- Science of Pitch Preparation
Good cricket can only be played on a good pitch, yet it is rarely appreciated how much science is involved in pitch preparation. It takes many years of training and experience to become an accomplished pitch curator: knowing exactly how the nature of the bulli affects the bounce and pace off the pitch, controlling the water content of the bulli, preparing the pitch according to the type of turf used, designing for an appropriate amount of pitch deterioration – these are just some of the myriad factors that a pitch horticulturist must learn. All research to do with the construction, maintenance and preparation of cricket pitches is within the scope of topics for this conference.
- Novel Case Reports

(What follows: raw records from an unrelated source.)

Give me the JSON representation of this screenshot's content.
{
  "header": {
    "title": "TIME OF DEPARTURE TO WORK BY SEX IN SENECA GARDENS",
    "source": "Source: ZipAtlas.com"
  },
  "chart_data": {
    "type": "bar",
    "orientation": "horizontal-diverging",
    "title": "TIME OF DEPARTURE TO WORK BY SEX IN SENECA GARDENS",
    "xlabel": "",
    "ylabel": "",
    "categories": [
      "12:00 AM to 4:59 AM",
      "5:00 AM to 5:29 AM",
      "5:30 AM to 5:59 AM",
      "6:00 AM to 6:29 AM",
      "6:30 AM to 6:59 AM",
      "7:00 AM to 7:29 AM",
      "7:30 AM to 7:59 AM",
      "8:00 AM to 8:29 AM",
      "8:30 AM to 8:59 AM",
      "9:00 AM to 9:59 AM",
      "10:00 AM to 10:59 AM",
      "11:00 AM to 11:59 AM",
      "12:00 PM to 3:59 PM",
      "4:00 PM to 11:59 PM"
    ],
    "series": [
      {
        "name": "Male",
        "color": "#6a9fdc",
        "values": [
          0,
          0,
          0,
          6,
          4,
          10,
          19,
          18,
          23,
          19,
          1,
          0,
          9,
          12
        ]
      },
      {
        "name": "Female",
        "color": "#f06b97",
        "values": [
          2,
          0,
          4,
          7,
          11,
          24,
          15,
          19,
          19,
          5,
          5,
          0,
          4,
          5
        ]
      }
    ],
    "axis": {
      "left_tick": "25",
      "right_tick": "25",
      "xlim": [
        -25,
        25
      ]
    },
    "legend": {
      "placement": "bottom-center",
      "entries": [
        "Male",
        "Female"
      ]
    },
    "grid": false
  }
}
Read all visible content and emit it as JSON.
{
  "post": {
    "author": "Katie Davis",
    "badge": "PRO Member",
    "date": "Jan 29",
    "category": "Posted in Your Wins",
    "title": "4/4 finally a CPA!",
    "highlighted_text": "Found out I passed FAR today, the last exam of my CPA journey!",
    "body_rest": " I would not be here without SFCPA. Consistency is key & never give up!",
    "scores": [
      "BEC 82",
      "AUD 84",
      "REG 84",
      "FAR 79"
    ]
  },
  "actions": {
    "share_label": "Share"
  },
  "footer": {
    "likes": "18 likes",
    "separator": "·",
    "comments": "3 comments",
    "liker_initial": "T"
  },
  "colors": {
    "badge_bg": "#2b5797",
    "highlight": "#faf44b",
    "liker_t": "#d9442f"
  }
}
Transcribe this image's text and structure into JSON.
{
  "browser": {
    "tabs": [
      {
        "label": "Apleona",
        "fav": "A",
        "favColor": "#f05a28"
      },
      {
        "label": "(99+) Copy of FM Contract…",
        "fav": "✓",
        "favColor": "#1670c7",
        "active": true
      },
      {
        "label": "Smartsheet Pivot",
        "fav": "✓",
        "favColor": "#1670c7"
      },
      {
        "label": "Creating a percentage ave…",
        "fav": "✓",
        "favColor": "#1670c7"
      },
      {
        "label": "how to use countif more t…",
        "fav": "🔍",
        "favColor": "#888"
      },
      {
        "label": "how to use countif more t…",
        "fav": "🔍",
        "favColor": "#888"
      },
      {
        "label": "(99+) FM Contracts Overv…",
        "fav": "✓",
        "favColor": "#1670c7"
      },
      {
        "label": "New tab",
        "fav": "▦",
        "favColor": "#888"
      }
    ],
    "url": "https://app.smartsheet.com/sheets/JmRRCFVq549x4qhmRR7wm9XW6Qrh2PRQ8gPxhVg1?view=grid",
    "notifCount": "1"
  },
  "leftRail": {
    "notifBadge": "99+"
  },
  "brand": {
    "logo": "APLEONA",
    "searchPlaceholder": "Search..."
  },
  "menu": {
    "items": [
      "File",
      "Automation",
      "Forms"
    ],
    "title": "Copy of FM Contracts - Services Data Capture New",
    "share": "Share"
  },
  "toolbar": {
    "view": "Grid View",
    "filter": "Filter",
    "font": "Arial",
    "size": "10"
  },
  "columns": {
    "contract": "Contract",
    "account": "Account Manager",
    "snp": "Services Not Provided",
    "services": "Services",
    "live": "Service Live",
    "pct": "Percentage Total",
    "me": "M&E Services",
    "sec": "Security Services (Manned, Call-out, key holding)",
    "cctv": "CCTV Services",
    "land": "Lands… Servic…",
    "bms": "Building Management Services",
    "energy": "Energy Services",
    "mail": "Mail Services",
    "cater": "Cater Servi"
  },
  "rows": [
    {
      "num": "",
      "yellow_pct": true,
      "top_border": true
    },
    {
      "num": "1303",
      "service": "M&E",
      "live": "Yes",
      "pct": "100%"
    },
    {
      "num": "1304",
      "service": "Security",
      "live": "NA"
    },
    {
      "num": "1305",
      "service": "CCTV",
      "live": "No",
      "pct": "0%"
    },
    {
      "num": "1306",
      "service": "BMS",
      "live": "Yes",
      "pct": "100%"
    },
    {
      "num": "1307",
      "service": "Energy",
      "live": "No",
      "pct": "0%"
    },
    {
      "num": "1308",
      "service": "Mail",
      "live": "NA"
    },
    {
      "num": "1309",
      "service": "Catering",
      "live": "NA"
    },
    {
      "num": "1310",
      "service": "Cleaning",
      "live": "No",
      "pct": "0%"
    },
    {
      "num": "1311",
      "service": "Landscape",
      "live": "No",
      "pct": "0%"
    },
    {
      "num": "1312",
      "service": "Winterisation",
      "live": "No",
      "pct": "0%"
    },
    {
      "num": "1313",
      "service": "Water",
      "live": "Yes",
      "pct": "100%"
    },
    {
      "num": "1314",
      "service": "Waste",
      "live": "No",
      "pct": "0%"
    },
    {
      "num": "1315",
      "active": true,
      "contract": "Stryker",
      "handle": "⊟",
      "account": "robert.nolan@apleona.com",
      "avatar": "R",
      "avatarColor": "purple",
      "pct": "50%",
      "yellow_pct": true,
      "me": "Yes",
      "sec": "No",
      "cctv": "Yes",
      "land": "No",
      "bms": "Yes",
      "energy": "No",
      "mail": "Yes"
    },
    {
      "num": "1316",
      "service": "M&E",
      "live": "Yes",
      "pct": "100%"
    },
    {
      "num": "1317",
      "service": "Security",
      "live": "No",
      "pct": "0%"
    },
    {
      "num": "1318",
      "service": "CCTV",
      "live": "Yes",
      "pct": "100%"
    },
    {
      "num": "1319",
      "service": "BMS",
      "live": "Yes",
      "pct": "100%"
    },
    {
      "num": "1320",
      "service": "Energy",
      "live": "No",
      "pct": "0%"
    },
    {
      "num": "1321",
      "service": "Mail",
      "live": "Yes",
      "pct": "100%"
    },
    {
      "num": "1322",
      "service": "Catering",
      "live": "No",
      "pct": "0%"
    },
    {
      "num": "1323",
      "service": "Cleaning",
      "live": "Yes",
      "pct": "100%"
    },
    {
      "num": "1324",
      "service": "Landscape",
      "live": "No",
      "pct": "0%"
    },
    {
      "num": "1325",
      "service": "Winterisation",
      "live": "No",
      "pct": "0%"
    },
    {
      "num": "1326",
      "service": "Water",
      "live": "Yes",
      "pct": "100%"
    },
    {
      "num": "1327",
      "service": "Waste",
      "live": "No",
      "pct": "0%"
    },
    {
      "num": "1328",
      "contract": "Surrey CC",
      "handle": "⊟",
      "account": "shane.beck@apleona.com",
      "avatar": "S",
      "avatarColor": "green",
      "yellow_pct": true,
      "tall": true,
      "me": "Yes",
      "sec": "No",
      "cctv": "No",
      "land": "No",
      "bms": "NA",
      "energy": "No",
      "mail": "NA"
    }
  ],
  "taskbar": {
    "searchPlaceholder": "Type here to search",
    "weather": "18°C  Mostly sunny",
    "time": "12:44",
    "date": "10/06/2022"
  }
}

In science, it is important not to exclude the extreme variants of a population, since they may present with hitherto unknown characteristics that, if studied in terms of fundamental principles, could lead to new insights with far reaching effects. A case in point is that of Muttiah Muralidharan. Once his action was understood in terms of increased long axis radius of rotation, other bowlers with similar elbow deformities could be permitted to bowl – indeed, such bowlers may actually possess an inherent mechanical advantage. Hence, in this conference, novel case reports will be seriously considered by the review committee – the more unusual, the more likely the acceptance.